Top of Excerpted data

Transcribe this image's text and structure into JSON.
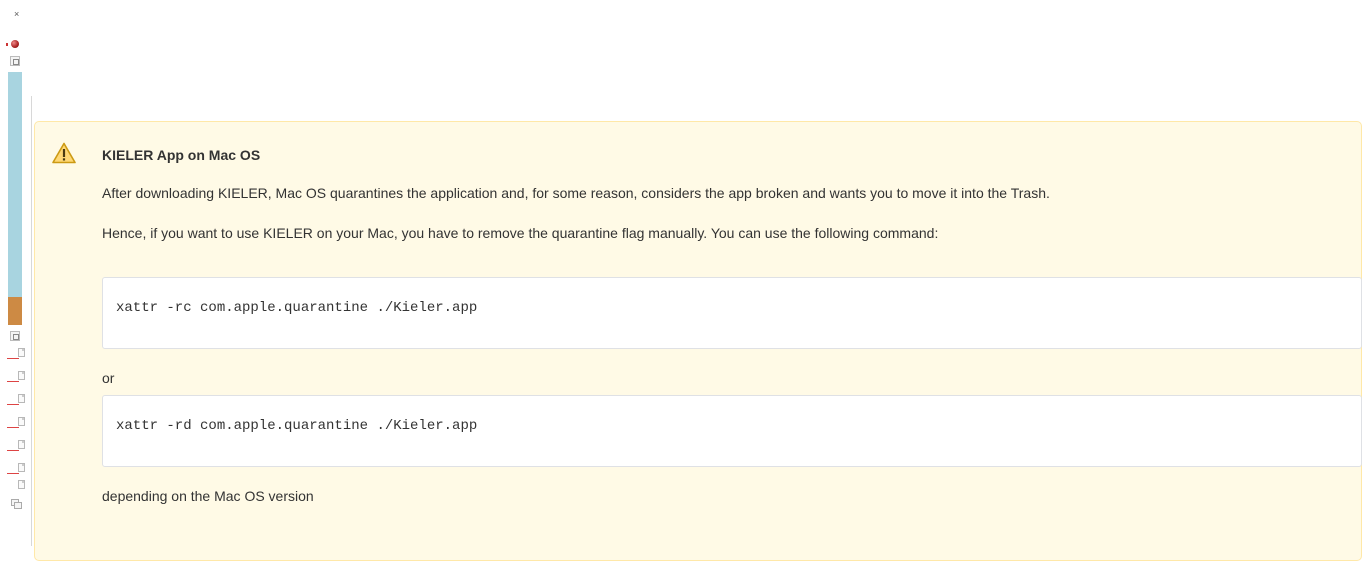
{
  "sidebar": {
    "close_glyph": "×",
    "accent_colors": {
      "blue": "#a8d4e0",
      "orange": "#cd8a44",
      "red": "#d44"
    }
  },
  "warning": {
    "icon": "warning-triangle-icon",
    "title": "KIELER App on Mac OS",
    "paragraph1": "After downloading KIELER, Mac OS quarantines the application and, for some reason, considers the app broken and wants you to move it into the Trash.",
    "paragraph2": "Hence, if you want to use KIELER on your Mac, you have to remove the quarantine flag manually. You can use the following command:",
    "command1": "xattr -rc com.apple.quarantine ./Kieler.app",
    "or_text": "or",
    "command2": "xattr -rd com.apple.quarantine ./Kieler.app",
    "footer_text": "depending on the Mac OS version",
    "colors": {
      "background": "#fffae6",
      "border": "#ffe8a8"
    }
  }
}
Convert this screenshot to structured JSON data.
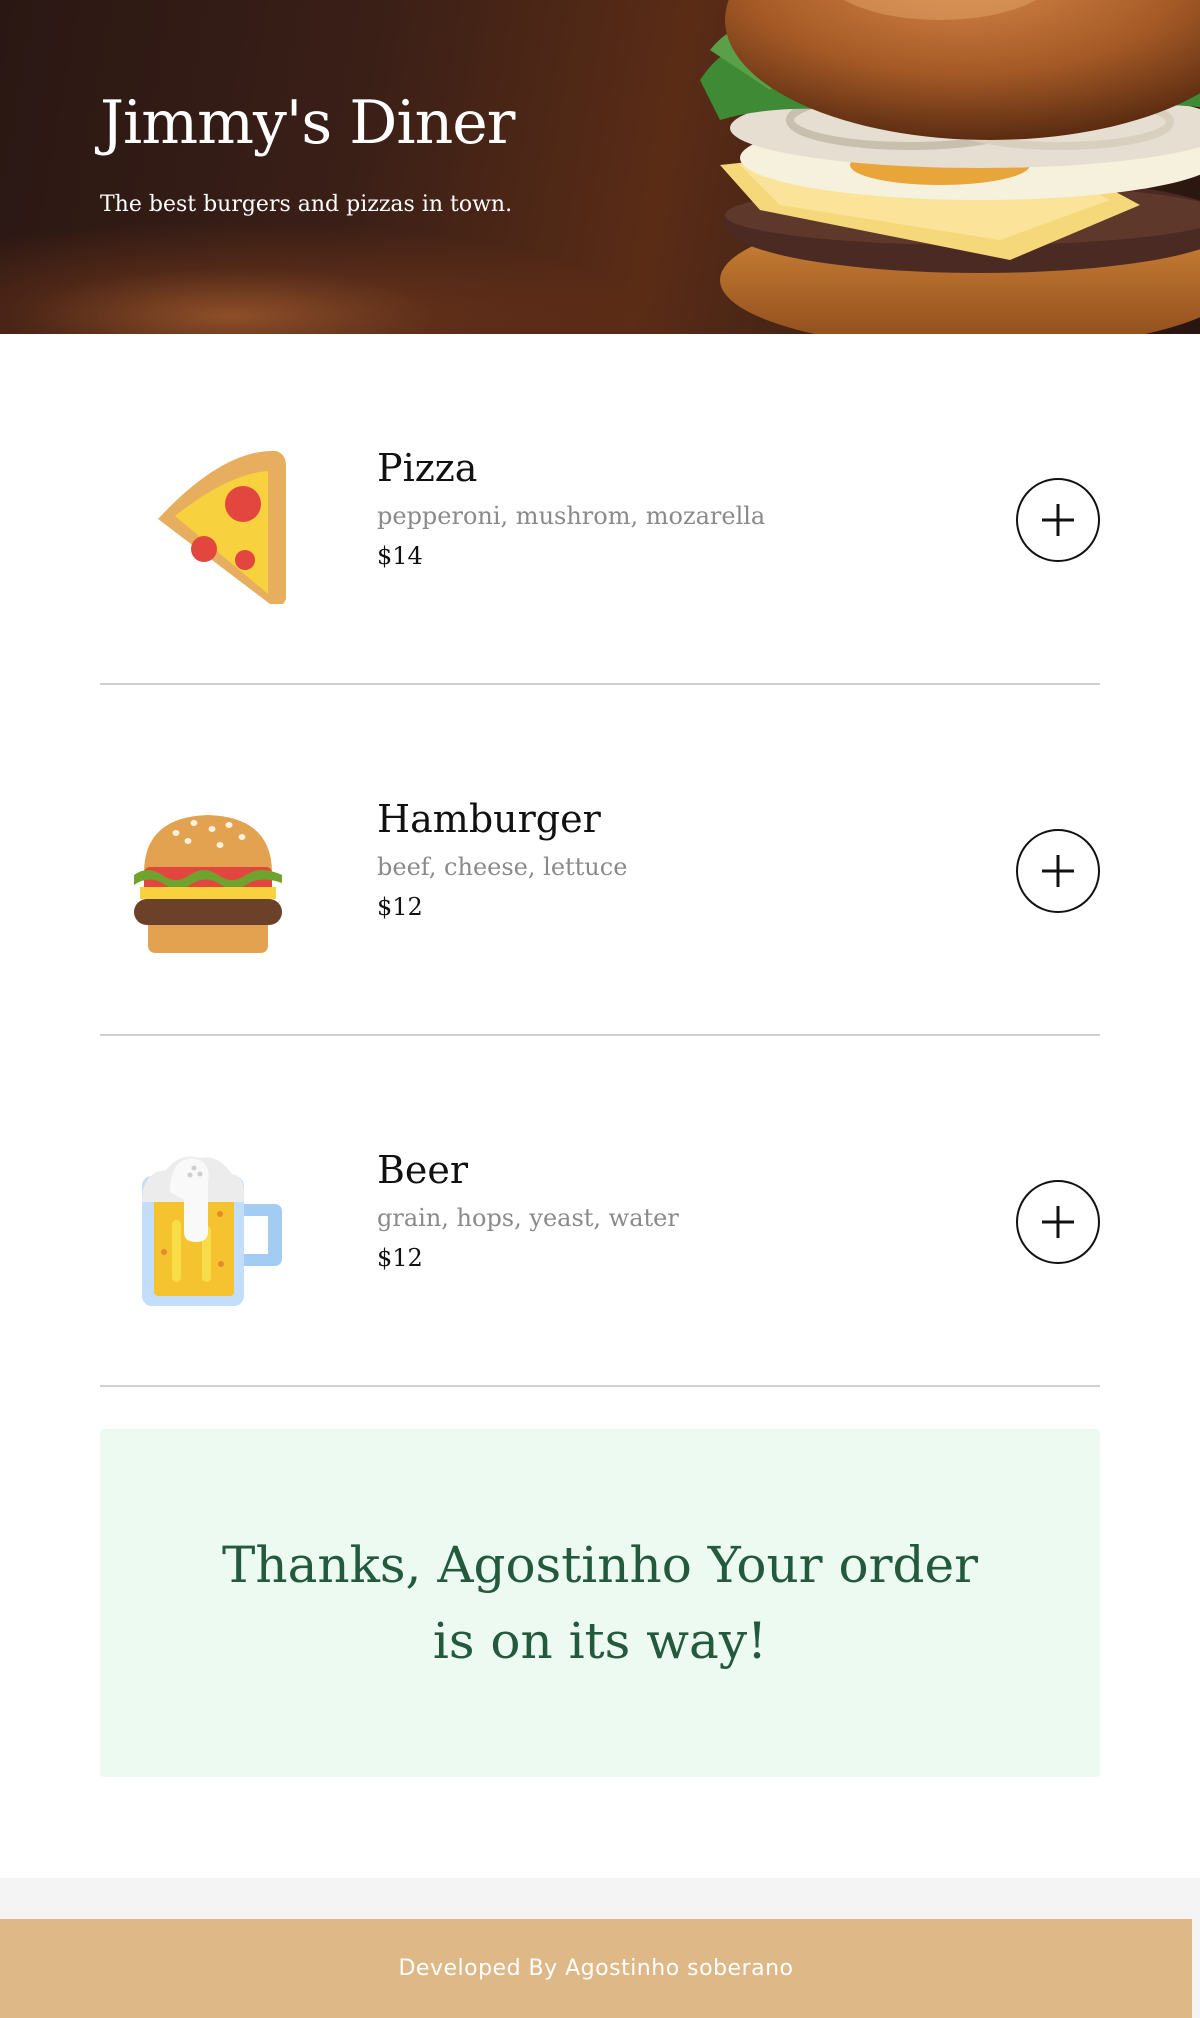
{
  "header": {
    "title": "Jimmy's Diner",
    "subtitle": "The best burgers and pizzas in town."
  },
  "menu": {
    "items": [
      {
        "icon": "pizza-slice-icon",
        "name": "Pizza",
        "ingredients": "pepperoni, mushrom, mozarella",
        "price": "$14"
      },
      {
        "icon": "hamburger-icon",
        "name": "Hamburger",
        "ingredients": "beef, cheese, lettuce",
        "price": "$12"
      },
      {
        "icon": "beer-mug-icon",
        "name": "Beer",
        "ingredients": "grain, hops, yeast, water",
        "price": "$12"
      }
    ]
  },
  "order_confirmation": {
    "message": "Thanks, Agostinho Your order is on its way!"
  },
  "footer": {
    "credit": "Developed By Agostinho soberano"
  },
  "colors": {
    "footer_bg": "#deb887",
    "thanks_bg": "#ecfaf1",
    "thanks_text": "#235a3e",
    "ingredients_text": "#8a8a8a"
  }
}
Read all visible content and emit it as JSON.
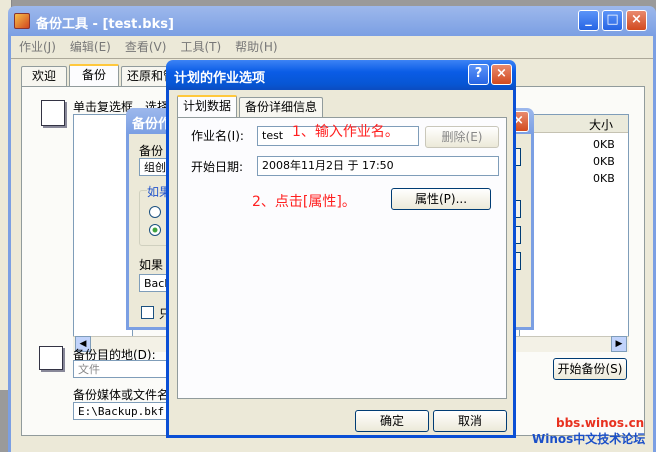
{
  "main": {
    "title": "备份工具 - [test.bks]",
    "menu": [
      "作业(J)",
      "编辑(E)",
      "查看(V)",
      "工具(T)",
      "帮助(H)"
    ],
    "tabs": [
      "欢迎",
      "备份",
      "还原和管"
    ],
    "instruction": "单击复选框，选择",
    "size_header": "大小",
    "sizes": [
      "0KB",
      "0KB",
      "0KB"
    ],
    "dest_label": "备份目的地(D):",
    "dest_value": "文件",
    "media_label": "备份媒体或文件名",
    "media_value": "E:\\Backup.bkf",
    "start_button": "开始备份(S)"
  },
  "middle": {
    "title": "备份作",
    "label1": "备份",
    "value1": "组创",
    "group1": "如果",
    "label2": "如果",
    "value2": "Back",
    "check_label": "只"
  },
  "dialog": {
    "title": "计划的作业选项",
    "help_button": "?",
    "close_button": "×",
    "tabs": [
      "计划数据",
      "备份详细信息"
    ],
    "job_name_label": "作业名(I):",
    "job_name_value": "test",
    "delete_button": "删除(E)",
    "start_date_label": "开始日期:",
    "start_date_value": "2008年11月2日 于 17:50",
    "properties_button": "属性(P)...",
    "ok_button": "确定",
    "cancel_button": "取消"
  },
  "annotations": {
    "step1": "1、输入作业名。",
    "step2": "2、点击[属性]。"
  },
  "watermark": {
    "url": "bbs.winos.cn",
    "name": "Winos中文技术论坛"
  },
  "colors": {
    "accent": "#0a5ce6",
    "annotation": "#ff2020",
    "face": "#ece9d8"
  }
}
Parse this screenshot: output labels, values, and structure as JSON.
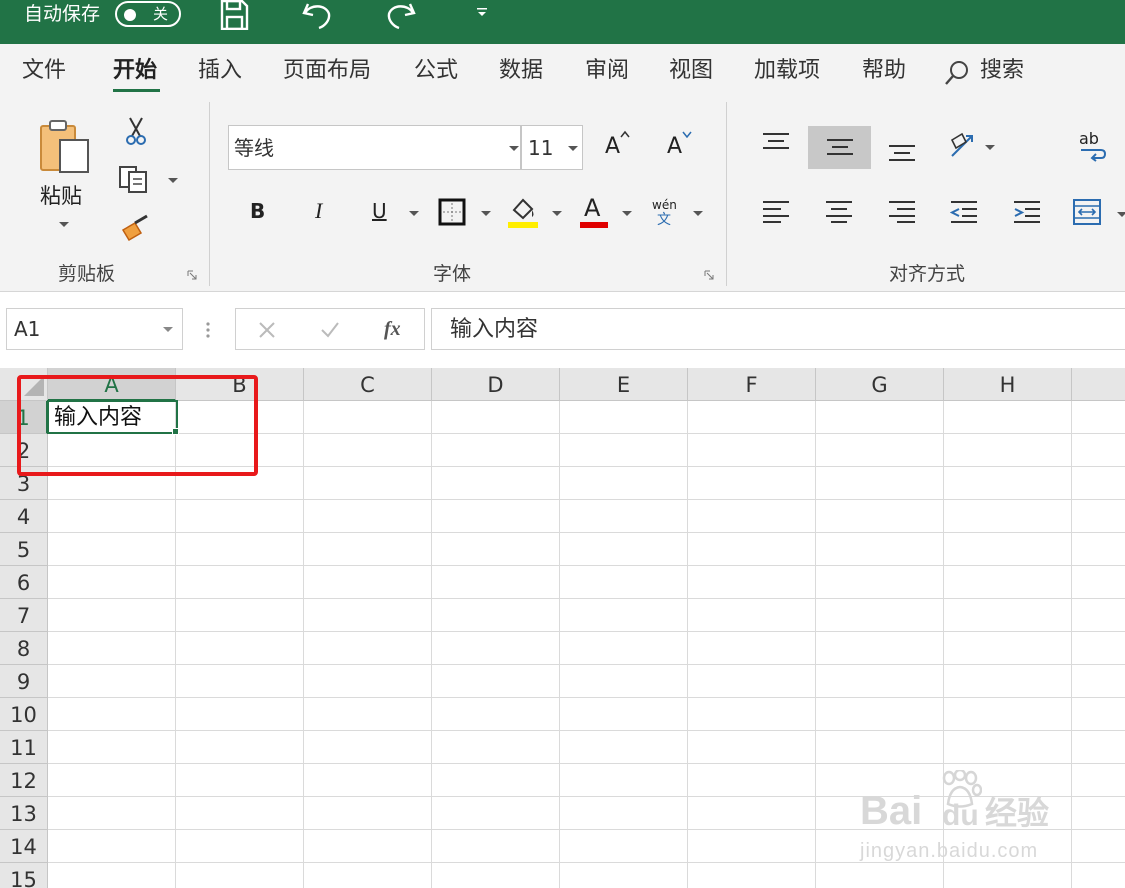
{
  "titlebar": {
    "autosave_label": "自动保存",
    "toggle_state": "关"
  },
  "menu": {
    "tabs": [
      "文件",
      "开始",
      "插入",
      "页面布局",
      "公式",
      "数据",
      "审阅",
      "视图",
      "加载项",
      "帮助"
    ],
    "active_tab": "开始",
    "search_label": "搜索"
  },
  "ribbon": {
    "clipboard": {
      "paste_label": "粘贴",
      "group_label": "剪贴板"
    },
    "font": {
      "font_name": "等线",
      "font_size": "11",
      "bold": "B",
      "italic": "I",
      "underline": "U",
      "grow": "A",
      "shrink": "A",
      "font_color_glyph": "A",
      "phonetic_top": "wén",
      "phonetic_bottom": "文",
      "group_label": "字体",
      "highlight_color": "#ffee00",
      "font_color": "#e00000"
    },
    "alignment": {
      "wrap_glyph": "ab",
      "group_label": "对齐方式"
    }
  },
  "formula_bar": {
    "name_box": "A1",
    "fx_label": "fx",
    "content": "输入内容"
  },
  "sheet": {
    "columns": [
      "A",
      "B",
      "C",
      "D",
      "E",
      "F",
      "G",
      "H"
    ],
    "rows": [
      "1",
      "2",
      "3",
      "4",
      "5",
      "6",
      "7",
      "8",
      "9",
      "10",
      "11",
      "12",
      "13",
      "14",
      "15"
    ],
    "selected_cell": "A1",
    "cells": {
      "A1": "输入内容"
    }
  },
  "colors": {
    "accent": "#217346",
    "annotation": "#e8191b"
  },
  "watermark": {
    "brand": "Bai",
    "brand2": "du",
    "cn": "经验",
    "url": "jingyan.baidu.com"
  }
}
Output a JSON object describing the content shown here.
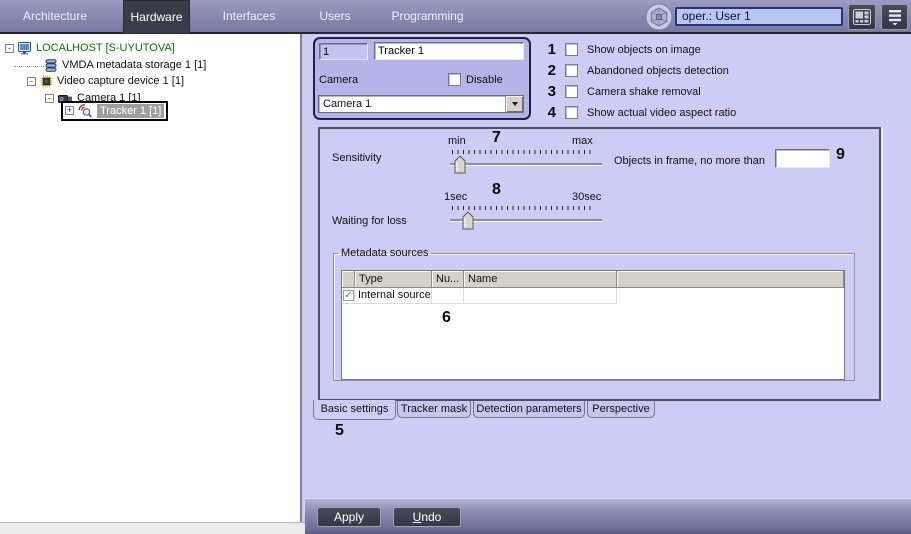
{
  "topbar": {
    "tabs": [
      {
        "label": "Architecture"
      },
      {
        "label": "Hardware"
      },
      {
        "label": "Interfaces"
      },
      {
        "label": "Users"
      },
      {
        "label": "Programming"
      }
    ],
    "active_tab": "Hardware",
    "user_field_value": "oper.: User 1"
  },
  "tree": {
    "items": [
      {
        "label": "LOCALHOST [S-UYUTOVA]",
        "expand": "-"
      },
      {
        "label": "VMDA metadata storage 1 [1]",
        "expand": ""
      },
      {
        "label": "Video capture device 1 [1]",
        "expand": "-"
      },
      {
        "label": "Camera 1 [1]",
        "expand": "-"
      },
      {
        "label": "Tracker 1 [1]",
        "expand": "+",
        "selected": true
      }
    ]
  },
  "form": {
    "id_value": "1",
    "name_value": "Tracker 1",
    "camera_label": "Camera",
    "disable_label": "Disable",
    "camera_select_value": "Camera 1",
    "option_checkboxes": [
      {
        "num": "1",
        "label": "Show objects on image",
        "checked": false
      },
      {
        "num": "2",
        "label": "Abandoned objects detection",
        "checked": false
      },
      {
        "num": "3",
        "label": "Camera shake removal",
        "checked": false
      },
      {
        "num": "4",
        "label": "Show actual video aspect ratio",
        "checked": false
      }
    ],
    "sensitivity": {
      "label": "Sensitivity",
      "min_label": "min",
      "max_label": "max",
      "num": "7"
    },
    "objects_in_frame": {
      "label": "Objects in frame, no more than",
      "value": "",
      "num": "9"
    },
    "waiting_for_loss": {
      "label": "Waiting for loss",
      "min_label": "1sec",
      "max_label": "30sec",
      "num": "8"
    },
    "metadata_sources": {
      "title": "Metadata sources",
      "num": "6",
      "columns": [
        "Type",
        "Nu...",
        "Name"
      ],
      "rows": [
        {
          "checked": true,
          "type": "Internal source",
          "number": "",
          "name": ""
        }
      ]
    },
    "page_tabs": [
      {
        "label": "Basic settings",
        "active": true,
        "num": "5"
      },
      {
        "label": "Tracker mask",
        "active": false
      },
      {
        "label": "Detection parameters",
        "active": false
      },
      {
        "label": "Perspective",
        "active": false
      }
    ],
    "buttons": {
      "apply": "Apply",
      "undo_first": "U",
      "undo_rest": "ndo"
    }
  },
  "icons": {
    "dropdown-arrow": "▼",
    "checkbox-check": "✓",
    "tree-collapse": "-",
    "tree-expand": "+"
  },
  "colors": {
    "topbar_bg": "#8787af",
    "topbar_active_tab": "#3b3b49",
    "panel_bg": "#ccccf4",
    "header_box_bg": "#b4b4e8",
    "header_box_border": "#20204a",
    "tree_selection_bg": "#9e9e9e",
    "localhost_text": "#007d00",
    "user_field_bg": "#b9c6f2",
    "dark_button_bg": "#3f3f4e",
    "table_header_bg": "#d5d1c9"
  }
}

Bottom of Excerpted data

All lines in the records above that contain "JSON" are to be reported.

Transcribe this image's text and structure into JSON.
Convert this screenshot to structured JSON data.
Read all visible content and emit it as JSON.
Parse this screenshot: output labels, values, and structure as JSON.
Output a JSON object describing the content shown here.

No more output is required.